I dreamt that we were in the snow. The snow looked like the tundra. My sister was there and was looking at me from inside the snow circle near the house. She was knitting or mending. Pierre Joris was standing in open snow, wearing a parka, and the fur ruff on his hood made him look sincere. I told my sister, “That's Pierre Joris. He's a poet.” “Oh,” she said. Then Pierre came to talk to me. He had a collection of record albums indoors; we went inside to search the records and see the equipment. The phone rang. A freelance client named Martin, who had unwillingly given up a chance to work with me to a man named Clay, was calling to warn me that Clay had ripped up a plastic milk jug in the house they rented, while claiming the jug was me. When I got off the phone, I wanted to play my “Sound Experiment” for Pierre, knowing he might like it if it were played properly with the right equipment, but it didn't seem possible: a French feminist in a caftan had come into the room and was applying cream to her elbows. She ordered the equipment.
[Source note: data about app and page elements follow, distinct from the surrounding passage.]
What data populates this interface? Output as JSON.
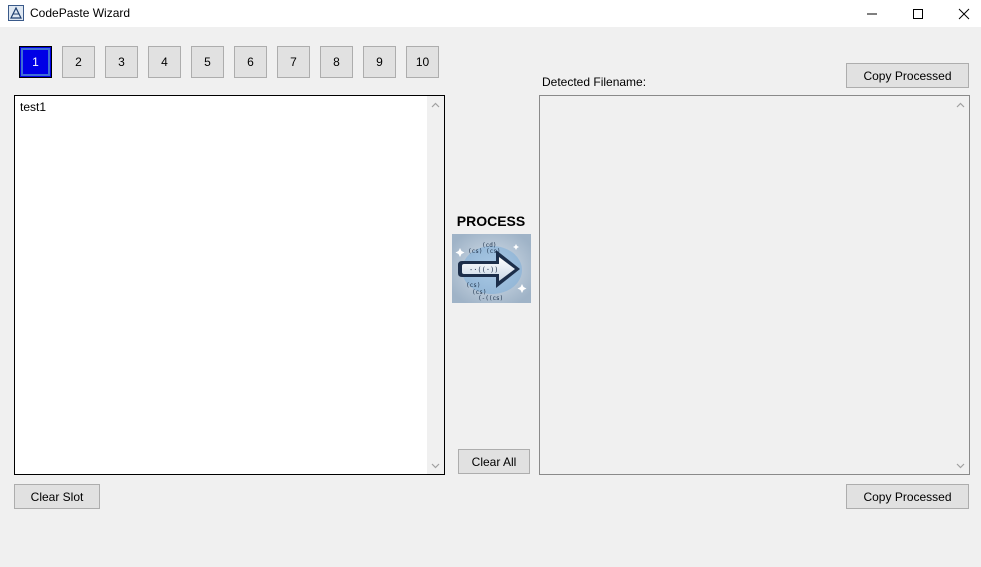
{
  "window": {
    "title": "CodePaste Wizard"
  },
  "slots": [
    {
      "label": "1",
      "active": true
    },
    {
      "label": "2",
      "active": false
    },
    {
      "label": "3",
      "active": false
    },
    {
      "label": "4",
      "active": false
    },
    {
      "label": "5",
      "active": false
    },
    {
      "label": "6",
      "active": false
    },
    {
      "label": "7",
      "active": false
    },
    {
      "label": "8",
      "active": false
    },
    {
      "label": "9",
      "active": false
    },
    {
      "label": "10",
      "active": false
    }
  ],
  "input": {
    "text": "test1"
  },
  "output": {
    "detected_filename_label": "Detected Filename:",
    "text": ""
  },
  "center": {
    "process_label": "PROCESS",
    "process_icon": "arrow-right-icon",
    "clear_all_label": "Clear All"
  },
  "buttons": {
    "clear_slot_label": "Clear Slot",
    "copy_processed_top_label": "Copy Processed",
    "copy_processed_bottom_label": "Copy Processed"
  },
  "colors": {
    "active_slot": "#0000e6",
    "window_bg": "#f0f0f0"
  }
}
Pierre said to me, “I'm horny.” “I can read French," I told him. "If you heard my French, you would laugh.” My sister stayed outside near the snow circle mending.
Posted at Annandale Dream Gazette. Read Robert Kelly's description of poets' dreams at Ready Steady Book.